  12. 12. Learn more at 12 CONCLUSION The fragmentation of the mobile ecosystem can cause DevOps to shy away from adopting CI for their mobile software development life cycle. However, because of the complexity of mobile app development, and high stakes for the companies involved, CI is even more essential for mobile app development than web apps. Contrary to what some may believe, mobile CI is not completely different from CI as we’ve always known it. The two most important goals of mobile CI are still faster releases and improved code quality. These goals can be met by automating the two vital phases of continuous integration — build, and testing. The necessary tools for mobile continuous integration have been evolving at a slower pace than the growth of the mobile economy, but today, there are many capable tools that meet specific needs at every step of the CI process. Be it a build tool like Gradle, or a test automation tool like Appium, mobile developers who are serious about adopting CI for mobile can be well-equipped for the task. By seeking to extend CI to also include mobile development, teams can make a smoother transition to the DevOps culture, and give their organizations an edge in the fierce mobile battles that have just begun. WP-03-052015

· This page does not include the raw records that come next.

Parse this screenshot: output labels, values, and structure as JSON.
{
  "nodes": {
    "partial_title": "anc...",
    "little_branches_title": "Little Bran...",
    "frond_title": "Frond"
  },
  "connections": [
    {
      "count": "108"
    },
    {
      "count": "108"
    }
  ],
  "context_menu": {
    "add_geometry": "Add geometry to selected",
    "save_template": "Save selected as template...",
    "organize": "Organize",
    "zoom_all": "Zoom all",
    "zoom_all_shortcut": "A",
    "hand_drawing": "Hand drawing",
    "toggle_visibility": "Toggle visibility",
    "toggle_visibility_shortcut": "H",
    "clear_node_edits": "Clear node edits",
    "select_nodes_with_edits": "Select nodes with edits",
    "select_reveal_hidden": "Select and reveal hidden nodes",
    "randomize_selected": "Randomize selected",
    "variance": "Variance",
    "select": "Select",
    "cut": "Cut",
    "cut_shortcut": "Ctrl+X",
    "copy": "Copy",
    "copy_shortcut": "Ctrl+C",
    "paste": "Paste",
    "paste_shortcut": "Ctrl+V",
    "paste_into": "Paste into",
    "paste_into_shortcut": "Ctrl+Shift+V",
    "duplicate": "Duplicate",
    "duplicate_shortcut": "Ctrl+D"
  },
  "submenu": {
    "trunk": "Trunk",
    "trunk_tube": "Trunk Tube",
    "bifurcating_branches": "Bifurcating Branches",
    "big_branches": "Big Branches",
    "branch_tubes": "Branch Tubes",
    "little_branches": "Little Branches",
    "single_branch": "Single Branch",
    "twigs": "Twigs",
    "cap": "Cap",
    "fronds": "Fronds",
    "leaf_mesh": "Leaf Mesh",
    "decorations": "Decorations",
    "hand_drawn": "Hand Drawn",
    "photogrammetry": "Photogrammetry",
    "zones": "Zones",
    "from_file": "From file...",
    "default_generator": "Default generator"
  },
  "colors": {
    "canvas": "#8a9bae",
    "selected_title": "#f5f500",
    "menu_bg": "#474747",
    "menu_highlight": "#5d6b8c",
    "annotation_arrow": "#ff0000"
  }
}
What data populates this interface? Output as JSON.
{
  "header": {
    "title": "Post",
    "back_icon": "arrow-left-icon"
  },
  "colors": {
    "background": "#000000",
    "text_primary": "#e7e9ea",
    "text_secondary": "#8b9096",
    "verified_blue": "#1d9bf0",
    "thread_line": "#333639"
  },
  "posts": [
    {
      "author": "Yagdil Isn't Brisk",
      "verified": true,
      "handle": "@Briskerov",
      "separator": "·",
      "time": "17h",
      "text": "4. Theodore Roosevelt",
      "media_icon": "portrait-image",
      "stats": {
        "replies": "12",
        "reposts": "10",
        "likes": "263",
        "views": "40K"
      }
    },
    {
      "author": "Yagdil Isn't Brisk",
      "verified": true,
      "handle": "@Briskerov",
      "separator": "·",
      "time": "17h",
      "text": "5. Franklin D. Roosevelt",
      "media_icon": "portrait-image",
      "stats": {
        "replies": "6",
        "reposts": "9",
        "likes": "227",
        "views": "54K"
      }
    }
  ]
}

  13. 13. Sauce Labs provides the world’s largest cloud-based platform for the automated testing of web and mobile applications. Its award-winning service eliminates the time and expense of maintaining an in-house testing infrastructure, freeing development teams of any size to innovate and release better software, faster. Sauce Labs is a privately held company funded by Toba Capital, Salesforce Ventures, Triage Ventures and the Contrarian Group. For more information, please visit SAUCE LABS INC. 539 BRYANT STREET #303 SAN FRANCISCO, CA 94107 USA ABOUT SAUCE LABS